**WHAT YOU NEED TO DO:**
Report back every line below that carries the word "mins".

(SOURCE DATA)

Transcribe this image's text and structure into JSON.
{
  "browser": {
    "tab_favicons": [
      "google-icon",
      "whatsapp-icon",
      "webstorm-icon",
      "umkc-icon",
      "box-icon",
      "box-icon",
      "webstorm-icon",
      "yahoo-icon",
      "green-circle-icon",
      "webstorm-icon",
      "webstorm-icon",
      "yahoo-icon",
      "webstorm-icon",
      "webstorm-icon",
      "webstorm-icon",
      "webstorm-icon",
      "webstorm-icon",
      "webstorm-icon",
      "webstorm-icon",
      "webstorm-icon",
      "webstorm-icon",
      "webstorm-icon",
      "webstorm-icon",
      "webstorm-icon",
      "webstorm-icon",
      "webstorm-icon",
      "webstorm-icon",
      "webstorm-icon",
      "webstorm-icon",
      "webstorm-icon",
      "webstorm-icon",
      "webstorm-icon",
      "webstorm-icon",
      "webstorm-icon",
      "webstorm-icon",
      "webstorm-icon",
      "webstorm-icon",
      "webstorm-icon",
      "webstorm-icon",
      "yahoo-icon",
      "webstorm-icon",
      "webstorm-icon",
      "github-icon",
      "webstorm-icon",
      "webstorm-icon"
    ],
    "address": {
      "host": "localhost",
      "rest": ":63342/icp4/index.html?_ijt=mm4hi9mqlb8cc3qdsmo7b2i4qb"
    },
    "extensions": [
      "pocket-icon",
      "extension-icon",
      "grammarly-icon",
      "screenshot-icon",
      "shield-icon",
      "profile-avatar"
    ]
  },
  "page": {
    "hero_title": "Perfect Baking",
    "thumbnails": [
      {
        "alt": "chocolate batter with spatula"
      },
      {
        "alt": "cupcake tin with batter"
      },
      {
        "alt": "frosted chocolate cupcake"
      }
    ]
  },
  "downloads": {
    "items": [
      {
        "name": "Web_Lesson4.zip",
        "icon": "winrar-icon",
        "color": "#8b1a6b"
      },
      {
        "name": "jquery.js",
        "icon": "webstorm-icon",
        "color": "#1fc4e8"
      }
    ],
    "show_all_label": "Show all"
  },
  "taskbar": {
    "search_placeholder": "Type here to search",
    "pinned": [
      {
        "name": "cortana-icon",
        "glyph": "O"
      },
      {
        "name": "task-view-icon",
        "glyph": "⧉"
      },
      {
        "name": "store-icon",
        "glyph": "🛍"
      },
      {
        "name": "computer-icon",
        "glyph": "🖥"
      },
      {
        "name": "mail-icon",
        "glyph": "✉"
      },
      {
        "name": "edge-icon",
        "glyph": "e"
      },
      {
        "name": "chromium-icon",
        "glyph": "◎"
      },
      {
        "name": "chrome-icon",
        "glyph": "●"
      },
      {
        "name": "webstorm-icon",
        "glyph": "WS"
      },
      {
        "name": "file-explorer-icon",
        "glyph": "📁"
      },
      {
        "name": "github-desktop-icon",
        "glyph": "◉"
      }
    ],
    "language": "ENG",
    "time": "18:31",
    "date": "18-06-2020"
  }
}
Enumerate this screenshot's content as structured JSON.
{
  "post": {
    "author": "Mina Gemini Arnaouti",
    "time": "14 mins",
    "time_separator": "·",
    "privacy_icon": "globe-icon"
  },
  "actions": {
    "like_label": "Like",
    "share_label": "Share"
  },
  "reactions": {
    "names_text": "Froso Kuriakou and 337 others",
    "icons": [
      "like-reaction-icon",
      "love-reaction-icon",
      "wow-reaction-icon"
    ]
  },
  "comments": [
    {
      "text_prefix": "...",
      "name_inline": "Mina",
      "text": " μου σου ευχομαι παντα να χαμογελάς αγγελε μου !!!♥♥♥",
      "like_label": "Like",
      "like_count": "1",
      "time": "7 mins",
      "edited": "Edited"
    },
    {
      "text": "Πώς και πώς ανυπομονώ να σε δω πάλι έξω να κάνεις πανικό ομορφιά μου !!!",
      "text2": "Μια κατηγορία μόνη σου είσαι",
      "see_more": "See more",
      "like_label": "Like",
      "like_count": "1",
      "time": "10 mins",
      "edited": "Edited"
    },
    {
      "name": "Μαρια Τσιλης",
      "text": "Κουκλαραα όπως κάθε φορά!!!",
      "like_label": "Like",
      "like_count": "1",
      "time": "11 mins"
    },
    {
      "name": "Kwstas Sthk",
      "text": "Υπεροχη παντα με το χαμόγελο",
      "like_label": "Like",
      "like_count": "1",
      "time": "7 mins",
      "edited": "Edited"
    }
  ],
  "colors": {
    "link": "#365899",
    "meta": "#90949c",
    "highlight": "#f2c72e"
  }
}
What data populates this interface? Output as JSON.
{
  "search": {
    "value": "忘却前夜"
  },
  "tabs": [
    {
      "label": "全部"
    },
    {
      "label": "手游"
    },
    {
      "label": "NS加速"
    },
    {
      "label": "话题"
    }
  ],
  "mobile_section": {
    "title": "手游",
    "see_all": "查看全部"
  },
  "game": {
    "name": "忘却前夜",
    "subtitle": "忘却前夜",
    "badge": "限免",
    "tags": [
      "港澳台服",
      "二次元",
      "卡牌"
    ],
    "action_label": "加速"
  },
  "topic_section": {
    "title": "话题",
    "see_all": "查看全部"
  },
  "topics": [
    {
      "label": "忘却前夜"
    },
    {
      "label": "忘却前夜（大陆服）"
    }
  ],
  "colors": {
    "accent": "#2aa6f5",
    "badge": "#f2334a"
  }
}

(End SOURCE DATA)

**EXPECTED ANSWER:**
    "time": "14 mins",
      "time": "7 mins",
      "time": "10 mins",
      "time": "11 mins"
      "time": "7 mins",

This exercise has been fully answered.